(TASK GOAL) For each line below, print it again exactly as shown.
[INPUT MATERIAL]
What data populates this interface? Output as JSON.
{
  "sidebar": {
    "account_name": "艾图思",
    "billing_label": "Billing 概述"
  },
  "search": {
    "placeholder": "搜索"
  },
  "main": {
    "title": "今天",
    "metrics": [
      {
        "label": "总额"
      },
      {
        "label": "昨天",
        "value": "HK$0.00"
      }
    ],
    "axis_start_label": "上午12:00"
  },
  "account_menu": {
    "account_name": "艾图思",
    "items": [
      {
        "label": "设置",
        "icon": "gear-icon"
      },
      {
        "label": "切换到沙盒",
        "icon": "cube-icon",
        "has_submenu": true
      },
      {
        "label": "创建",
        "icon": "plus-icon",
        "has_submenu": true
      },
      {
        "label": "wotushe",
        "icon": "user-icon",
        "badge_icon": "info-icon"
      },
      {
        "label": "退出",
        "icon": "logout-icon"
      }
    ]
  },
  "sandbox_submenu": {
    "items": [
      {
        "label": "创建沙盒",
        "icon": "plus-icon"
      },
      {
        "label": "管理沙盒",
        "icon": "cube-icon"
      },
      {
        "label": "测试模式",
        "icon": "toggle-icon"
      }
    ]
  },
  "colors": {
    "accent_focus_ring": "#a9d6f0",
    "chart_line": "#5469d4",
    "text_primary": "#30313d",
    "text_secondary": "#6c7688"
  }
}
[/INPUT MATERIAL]
(OUTPUT OF THE EXERCISE)
What data populates this interface? Output as JSON.
{
  "sidebar": {
    "account_name": "艾图思",
    "billing_label": "Billing 概述"
  },
  "search": {
    "placeholder": "搜索"
  },
  "main": {
    "title": "今天",
    "metrics": [
      {
        "label": "总额"
      },
      {
        "label": "昨天",
        "value": "HK$0.00"
      }
    ],
    "axis_start_label": "上午12:00"
  },
  "account_menu": {
    "account_name": "艾图思",
    "items": [
      {
        "label": "设置",
        "icon": "gear-icon"
      },
      {
        "label": "切换到沙盒",
        "icon": "cube-icon",
        "has_submenu": true
      },
      {
        "label": "创建",
        "icon": "plus-icon",
        "has_submenu": true
      },
      {
        "label": "wotushe",
        "icon": "user-icon",
        "badge_icon": "info-icon"
      },
      {
        "label": "退出",
        "icon": "logout-icon"
      }
    ]
  },
  "sandbox_submenu": {
    "items": [
      {
        "label": "创建沙盒",
        "icon": "plus-icon"
      },
      {
        "label": "管理沙盒",
        "icon": "cube-icon"
      },
      {
        "label": "测试模式",
        "icon": "toggle-icon"
      }
    ]
  },
  "colors": {
    "accent_focus_ring": "#a9d6f0",
    "chart_line": "#5469d4",
    "text_primary": "#30313d",
    "text_secondary": "#6c7688"
  }
}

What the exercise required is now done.